While the lack of additional participants somewhat hamstrings “Sake”, it still provides some nice details. Both Brolin and Kidder prove nicely frank and open about their memories, and that leads to some fun details. The show doesn’t present a detailed history of the project, but it acts as a good glimpse at things.
In addition to the trailer for Amityville, a few clips appear in “Other MGM Release”. This area includes promos for Species 3 and Jeepers Creepers 2 as well as a pair of generic clips. We also find seven radio spots.
The DVD opens with some ads. As one might expect, we find the trailer for the Amityville remake, and we also get a promo for The Woods.

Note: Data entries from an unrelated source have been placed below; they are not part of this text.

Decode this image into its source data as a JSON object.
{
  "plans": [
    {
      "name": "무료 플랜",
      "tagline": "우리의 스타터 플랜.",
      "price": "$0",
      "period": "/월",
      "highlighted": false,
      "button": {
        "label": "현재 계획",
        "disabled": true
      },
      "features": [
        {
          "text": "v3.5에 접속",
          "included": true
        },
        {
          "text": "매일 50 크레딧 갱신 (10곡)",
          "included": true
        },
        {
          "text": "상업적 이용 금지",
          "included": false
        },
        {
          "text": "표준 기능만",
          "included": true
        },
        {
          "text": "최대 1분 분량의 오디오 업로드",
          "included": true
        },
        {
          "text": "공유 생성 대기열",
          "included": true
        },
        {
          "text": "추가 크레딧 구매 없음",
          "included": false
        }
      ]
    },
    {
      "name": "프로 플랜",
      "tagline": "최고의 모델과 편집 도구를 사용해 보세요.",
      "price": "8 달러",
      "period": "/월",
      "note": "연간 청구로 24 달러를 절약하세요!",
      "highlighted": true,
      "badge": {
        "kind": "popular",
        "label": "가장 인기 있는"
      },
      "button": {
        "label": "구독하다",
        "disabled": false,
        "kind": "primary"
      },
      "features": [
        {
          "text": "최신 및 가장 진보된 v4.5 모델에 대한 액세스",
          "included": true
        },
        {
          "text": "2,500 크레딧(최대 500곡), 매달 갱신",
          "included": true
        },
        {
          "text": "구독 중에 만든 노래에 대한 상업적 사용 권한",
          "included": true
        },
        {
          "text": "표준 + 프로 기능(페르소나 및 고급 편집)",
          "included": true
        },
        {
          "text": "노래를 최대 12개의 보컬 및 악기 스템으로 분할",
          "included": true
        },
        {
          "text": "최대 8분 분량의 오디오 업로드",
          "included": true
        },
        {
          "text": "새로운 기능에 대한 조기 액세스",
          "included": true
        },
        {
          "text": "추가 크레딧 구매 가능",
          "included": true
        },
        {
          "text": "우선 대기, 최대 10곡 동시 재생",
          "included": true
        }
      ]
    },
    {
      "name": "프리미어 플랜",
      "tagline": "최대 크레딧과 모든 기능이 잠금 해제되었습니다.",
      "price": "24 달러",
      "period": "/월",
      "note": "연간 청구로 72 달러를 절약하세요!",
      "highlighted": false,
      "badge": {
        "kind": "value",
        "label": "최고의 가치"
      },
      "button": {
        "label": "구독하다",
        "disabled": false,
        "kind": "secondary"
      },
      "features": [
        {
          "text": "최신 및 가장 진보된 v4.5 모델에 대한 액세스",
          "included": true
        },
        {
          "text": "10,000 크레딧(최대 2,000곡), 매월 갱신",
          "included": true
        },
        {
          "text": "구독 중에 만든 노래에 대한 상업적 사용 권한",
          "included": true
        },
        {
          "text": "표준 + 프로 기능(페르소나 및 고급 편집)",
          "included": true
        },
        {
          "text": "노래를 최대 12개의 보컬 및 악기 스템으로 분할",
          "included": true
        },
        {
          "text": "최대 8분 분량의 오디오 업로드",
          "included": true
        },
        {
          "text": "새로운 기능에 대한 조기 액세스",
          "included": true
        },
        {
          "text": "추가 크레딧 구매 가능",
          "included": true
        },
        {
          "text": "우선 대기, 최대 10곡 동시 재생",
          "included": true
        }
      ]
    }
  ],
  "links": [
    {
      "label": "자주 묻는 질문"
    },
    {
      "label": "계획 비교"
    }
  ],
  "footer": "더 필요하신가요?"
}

The Amityville Horror is nothing more than a silly trifle. It may have spooked me 25 years ago, but it couldn't muster even a minor rise now, and most of the film just seemed goofy and overwrought. The DVD provides pretty solid picture and audio along with a small but generally interesting set of extras.
Obviously I won’t recommend this terrible movie to those who don’t already know they like it, but existing fans should snag this new release. The special edition improves upon the picture and sound of the prior disc, and it also adds some decent supplements. The new release merits an upgrade for folks who own the old one, and it’s definitely the disc of choice for those who never bought the original version.
Note that you can find this DVD of The Amityville Horror on its own or as part of a boxed set called "The Amityville Horror Collection".
This package also includes Amityville II: The Possession, Amityville 3-D, and a bonus disc titled Amityville Confidential. The three films can be purchased individually, but Amityville Confidential is exclusive to that release.